Decentralized clinical trials platform Medable now valued at $2.1B
In its fourth fundraise in the past two years, decentralized clinical trials startup Medable raised $304 million. The round was co-led by Blackstone Growth, Tiger Global, and returning investor GSR Ventures.
The company has now raised a total of $521 million to date, giving it a $2.1 billion valuation. It plans to invest the funds into remote patient monitoring and other tools for decentralized research, and expanding its global operations.
“This is a transformative opportunity for the life sciences industry,” former Pfizer CEO and Blackstone senior advisor Jeff Kindler said in a news release. “Slow and expensive clinical trials are a major bottleneck in drug development.
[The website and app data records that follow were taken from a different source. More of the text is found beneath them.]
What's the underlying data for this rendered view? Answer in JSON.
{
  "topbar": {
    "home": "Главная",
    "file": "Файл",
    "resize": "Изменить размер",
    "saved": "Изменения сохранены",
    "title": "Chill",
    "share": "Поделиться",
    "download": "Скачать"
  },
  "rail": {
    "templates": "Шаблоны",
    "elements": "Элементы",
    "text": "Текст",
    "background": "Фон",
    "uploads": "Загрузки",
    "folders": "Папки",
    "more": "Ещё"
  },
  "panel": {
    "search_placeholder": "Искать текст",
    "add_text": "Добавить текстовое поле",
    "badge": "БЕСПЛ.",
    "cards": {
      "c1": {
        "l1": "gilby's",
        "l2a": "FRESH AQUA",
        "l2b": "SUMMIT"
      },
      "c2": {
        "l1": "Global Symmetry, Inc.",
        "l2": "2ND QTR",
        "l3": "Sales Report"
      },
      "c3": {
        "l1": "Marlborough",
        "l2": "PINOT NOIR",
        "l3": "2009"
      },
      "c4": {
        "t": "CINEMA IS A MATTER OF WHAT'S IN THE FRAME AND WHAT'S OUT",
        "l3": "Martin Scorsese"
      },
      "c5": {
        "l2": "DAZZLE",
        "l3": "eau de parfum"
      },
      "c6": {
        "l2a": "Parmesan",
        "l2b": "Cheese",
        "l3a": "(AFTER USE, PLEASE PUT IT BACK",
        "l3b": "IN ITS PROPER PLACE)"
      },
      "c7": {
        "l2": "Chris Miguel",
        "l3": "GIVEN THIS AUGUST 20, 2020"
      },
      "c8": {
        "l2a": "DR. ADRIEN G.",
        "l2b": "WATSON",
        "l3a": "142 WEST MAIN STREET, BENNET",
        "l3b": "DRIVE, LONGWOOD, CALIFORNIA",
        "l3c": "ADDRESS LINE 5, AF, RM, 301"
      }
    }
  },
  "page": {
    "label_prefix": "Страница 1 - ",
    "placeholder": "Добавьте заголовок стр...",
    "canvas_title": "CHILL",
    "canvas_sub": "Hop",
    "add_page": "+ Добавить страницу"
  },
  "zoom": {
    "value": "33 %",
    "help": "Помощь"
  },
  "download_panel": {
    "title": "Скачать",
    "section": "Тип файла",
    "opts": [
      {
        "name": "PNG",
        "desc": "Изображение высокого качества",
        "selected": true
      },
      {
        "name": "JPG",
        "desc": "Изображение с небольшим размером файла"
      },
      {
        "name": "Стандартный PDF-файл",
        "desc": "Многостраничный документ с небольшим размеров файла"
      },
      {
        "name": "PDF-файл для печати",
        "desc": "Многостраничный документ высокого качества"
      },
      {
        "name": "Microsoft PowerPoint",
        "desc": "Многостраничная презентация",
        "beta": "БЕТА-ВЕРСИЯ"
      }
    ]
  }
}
By investing in the right technology and process improvements, we can make major strides in getting more treatments to patients faster, while still ensuring safety and efficacy.”
The Palo Alto-based startup’s software makes it easier for drugmakers to virtually consent patients into trials, offer telehealth visits and incorporate data from remote monitoring devices. To date, it has run a total of 150 clinical trials on its platform, claiming that it can enroll patients twice as fast and improve retention.
Medable is led by CEO Dr. Michelle Longmire, a Stanford-trained dermatologist. As a postdoc, she had been researching twins with a rare autoimmune condition called systemic sclerosis, and realized she needed a better way to bring in data from their daily lives. Her experience led her to co-found the company in 2012.
At the time, the industry had been slow to turn to decentralized clinical trials, but that changed swiftly with the Covid-19 pandemic. Many ongoing trials were put on hold as patients were unable to go into the office for in-person visits, while some were able to go virtual.
“Decentralized trial technologies have been critical to drug development during the pandemic, providing global remote access and supporting COVID vaccine and therapeutic research at record speed,” Longmire said in a news release. “Patients need the life sciences industry to continue innovating at this pace. By working at the intersection of speed, safety and science, we believe we can meaningfully reduce the barriers to drug development – and ultimately, enable more effective therapies for people all over the world.”
In the last two years, Medable has grown swiftly. Its competitors, including Science 37 and Curebase, are also riding the wave.
Photo credit: sdecoret, Getty Images